  75. Trump, B. D., Poinsatte-Jones, K., Elran, M., Allen, C., Srdjevic, B., Merad, M., et al. (2017). Social resilience and critical infrastructure systems. In I. Linkov & J. M. Palma-Oliveira (Eds.), Resilience and risk (pp. 289–299). Dordrecht: Springer.Google Scholar
  76. Trump, B. D., Cegan, J. C., Wells, E., Keisler, J., & Linkov, I. (2018a). A critical juncture for synthetic biology: Lessons from nanotechnology could inform public discourse and further development of synthetic biology. EMBO Reports, 19(7), e46153.Google Scholar
  77. Trump, B. D., Hristozov, D., Malloy, T., & Linkov, I. (2018b). Risk associated with engineered nanomaterials: Different tools for different ways to govern. Nano Today, 21, 9–13.Google Scholar
  78. United Kingdom Department for International Development (UK DFID). (2013). Minimum standards for embedding disaster resilience in DFID country offices, accessed 17 May 2017 at https://www.gov.uk/government/uploads/system/uploads/attachment_data/file/191840/Minimum_standards_for_embedding_Disaster_Resilience.pdf.
  79. Walsh-Dilley, M., Wolford, W., & McCarthy, J. (2013). Rights for resilience: Bringing power, rights and agency into the resilience framework.Google Scholar
  80. Welsh, M. (2014). Resilience and responsibility: Governing uncertainty in a complex world. The Geographical Journal, 180(1), 15–26.Google Scholar
  81. Wood, M., Wells, E., Rice, G., & Linkov, I. (2018). Quantifying and mapping resilience within large organizations. Omega.Google Scholar

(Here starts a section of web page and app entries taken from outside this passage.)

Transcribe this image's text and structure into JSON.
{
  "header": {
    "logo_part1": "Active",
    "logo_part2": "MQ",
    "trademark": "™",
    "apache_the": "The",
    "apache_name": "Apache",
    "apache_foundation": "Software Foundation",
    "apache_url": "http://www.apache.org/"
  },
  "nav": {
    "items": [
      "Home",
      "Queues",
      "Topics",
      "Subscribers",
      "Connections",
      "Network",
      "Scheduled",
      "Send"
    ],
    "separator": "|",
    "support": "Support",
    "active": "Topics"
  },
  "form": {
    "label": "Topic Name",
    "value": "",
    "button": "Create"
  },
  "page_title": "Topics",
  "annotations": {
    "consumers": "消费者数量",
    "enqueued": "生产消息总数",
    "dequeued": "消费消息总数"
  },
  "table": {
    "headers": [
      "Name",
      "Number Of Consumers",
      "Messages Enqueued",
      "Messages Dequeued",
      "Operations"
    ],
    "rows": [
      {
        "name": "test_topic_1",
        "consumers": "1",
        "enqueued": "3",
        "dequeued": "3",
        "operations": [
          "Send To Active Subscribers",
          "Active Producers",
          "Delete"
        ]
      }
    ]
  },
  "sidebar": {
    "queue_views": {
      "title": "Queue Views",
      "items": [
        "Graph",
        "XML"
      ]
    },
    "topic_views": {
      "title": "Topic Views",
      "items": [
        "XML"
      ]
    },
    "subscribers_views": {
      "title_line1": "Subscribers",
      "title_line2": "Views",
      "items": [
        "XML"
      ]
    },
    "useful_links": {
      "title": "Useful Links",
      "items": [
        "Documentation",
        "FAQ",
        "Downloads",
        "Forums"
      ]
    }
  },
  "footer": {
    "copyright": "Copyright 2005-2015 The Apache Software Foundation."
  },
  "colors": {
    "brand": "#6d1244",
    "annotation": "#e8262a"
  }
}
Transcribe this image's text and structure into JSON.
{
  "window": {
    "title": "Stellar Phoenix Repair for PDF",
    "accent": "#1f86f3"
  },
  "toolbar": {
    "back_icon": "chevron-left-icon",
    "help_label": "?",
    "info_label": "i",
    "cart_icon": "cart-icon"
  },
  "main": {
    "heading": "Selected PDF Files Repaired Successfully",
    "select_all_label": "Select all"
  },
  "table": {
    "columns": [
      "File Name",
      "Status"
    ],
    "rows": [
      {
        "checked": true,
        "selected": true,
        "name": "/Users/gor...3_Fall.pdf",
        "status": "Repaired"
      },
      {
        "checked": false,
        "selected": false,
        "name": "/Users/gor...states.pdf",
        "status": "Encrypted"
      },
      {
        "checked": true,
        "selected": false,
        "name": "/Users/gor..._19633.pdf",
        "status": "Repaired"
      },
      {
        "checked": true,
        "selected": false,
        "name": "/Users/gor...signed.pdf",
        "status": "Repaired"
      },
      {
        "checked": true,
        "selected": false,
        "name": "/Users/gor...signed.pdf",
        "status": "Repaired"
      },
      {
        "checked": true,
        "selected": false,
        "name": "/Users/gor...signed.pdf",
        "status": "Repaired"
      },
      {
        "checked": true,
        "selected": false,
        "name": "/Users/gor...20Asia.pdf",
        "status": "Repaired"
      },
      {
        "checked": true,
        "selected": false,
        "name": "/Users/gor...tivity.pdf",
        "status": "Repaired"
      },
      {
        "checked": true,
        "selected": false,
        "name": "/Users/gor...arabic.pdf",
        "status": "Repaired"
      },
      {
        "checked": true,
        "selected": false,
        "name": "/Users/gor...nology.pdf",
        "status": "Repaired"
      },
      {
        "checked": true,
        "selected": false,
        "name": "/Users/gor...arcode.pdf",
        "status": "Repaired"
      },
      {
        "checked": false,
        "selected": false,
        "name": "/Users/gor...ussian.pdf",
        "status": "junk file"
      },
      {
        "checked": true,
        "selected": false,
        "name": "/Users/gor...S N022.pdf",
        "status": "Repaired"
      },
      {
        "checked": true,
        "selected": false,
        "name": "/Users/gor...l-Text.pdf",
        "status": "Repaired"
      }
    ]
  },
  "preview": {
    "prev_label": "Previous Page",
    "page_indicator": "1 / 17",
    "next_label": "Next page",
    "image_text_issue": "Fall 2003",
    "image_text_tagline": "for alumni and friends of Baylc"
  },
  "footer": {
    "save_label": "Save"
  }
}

Copyright information

© Springer Nature Switzerland AG 2019

Authors and Affiliations

  • Igor Linkov
    • 1
  • Benjamin D. Trump
    • 1
  1. 1.US Army Corps of EngineersConcordUSA

Personalised recommendations